Seriously, though. My method is fairly organic. Sometimes I have an ending in mind, or a few scenes I want to fit in somewhere — but overall I tend to just sit down, write and explore. If my preconceived ideas aren’t working, they’re not working. I don’t get hung up on it, I just let the story go where it goes, shaped by what Steven James, author of Story Trumps Structure, calls narrative forces.
I know I’m not going to settle any outline or not debates here, but maybe for a minute you could consider that the only reason you cling to an outline is that no one has taught you another way?* Or at least told you that it’s okay to write another way? We’ve all had outlines beaten into us from grade school to college, and while they can help organize thoughts in non-fiction, what good do they do for fiction?
Think of it this way. If you’ve spent all this time on an outline for your screenplay or novel, you’re going to be really, really interested in making sure that work isn’t wasted and that your story follows that outline — even if it means sacrificing the story in the process. I can usually tell when a writer has followed an outline, because the logical consistency of the story sometimes suffers. Characters don’t always react believably because the writer is so focused on getting from point-to-point on the outline, that they’re not listening to where the story is saying it should go.
Then there’s a whole other level of outliners — those who’ve found some great book or workshop or class with an outline structure that tells you to Break Into Two at page 23 if your screenplay is 120 pages (but page 12 if it’s only 60 pages, etc.) or make sure the All is Lost Moment comes right at the end of Act Two. If you want formulaic fiction devoid of life and art, then, well, maybe you should stop reading. While it’s great to study the structure of successful stories, there’s nothing that says your story has to copy the same structure to be successful.
The biggest objection I hear to ditching outlines is actually a pretty good one, at least at first. What happens when you don’t know what comes next? Then, you just don’t know. That’s a good thing. Here’s Steven James:
When you’re working your way between drafts without any specific plan of what will come next, it doesn’t mean you’ve reached a dead end or have writer’s block. It doesn’t mean you’ve stalled out. It means your mind is working in ways you don’t even notice to solve the problems you might not even be able to articulate.

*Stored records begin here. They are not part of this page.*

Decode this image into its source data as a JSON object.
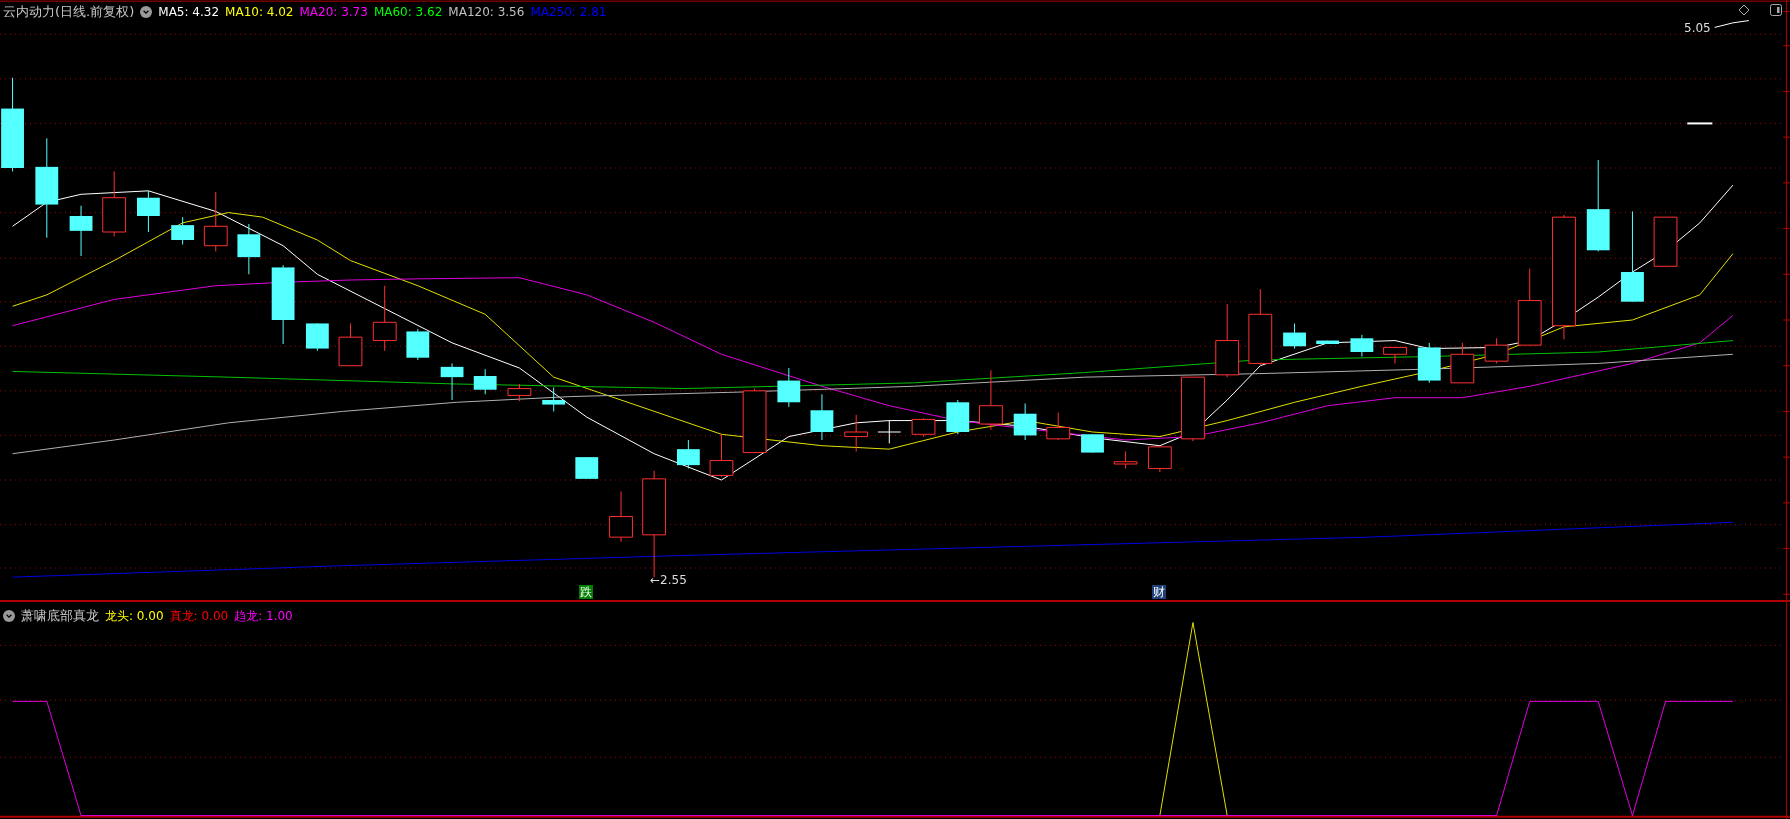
{
  "main_chart": {
    "title": "云内动力(日线.前复权)",
    "moving_averages": [
      {
        "label": "MA5:",
        "value": "4.32",
        "color": "#ffffff"
      },
      {
        "label": "MA10:",
        "value": "4.02",
        "color": "#ffff00"
      },
      {
        "label": "MA20:",
        "value": "3.73",
        "color": "#ff00ff"
      },
      {
        "label": "MA60:",
        "value": "3.62",
        "color": "#00ff00"
      },
      {
        "label": "MA120:",
        "value": "3.56",
        "color": "#c0c0c0"
      },
      {
        "label": "MA250:",
        "value": "2.81",
        "color": "#0000ff"
      }
    ],
    "high_label": "5.05",
    "low_label": "←2.55",
    "signals": [
      {
        "text": "跌",
        "color": "#008000"
      },
      {
        "text": "财",
        "color": "#1e3f78"
      }
    ]
  },
  "indicator": {
    "title": "萧啸底部真龙",
    "values": [
      {
        "label": "龙头:",
        "value": "0.00",
        "color": "#ffff00"
      },
      {
        "label": "真龙:",
        "value": "0.00",
        "color": "#ff0000"
      },
      {
        "label": "趋龙:",
        "value": "1.00",
        "color": "#ff00ff"
      }
    ]
  }
}
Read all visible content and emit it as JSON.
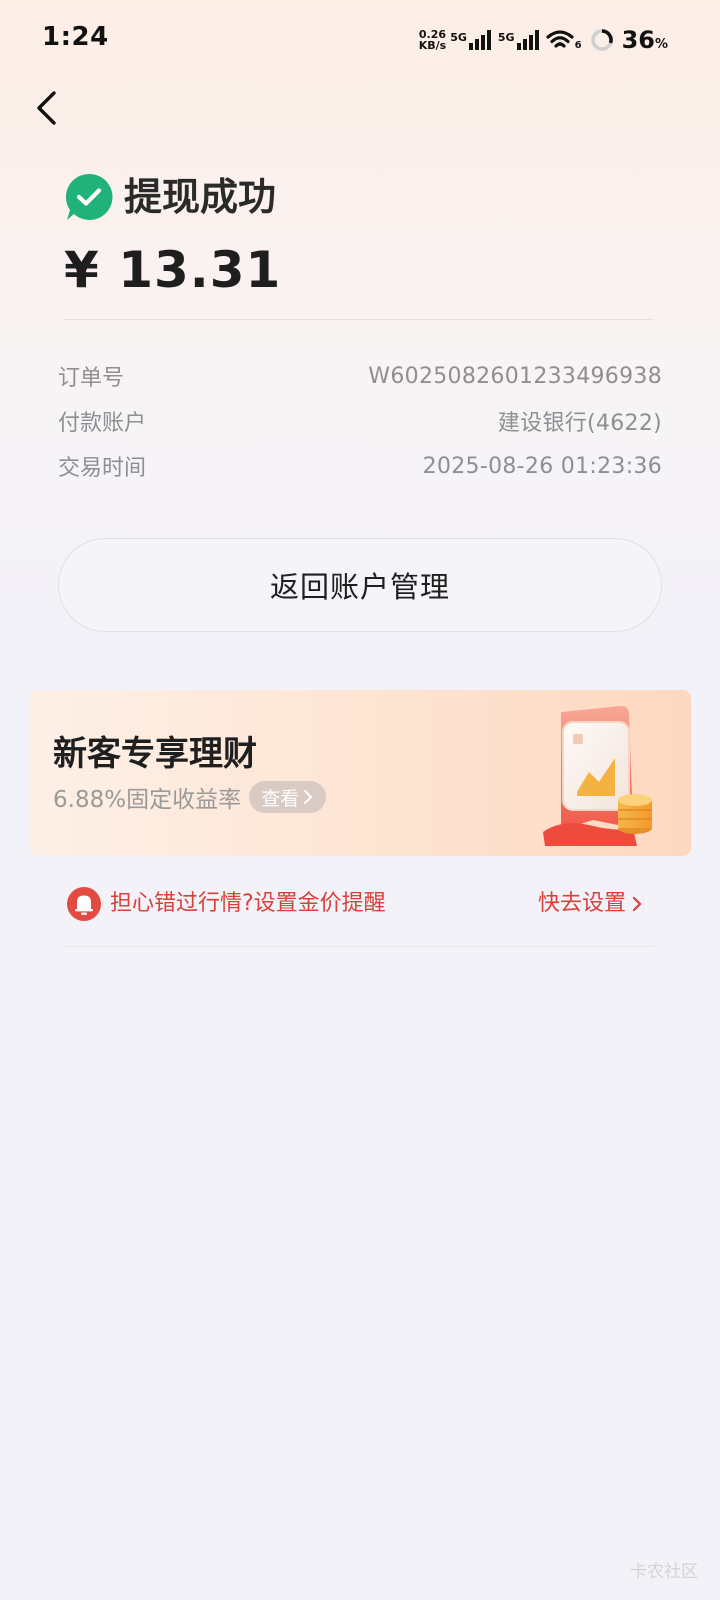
{
  "status_bar": {
    "time": "1:24",
    "net_speed_value": "0.26",
    "net_speed_unit": "KB/s",
    "sim1_label": "5G",
    "sim2_label": "5G",
    "wifi_sub": "6",
    "battery": "36",
    "battery_unit": "%"
  },
  "result": {
    "title": "提现成功",
    "amount": "¥ 13.31"
  },
  "details": {
    "order_label": "订单号",
    "order_value": "W6025082601233496938",
    "account_label": "付款账户",
    "account_value": "建设银行(4622)",
    "time_label": "交易时间",
    "time_value": "2025-08-26 01:23:36"
  },
  "actions": {
    "back_account_label": "返回账户管理"
  },
  "promo": {
    "title": "新客专享理财",
    "subtitle": "6.88%固定收益率",
    "view_label": "查看"
  },
  "alert": {
    "text": "担心错过行情?设置金价提醒",
    "action_label": "快去设置"
  },
  "watermark": "卡农社区",
  "colors": {
    "success_green": "#20b27a",
    "alert_red": "#d8403a"
  },
  "icons": {
    "back": "chevron-left-icon",
    "success": "check-circle-icon",
    "bell": "bell-icon"
  }
}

Good art sometimes needs a lot of incubation. Don’t fear it, embrace it.
So, what about you? Ready to stop planning and just start writing? Still haven’t convinced you, huh? Here’s the perfect time to give it a try: NaNoWriMo. While I think your current project could probably benefit from more of an organic process, hell I believe every project could benefit from more of an organic process, a no-pressure situation like that might be the perfect time to test the outline-less waters. They’re quite nice.
*And, while I’m sure this isn’t you, I know a lot of really great outliners who’ve never written a damn word of their stories because the outline just isn’t finished. Really? For god’s sake ditch the outline and just start writing.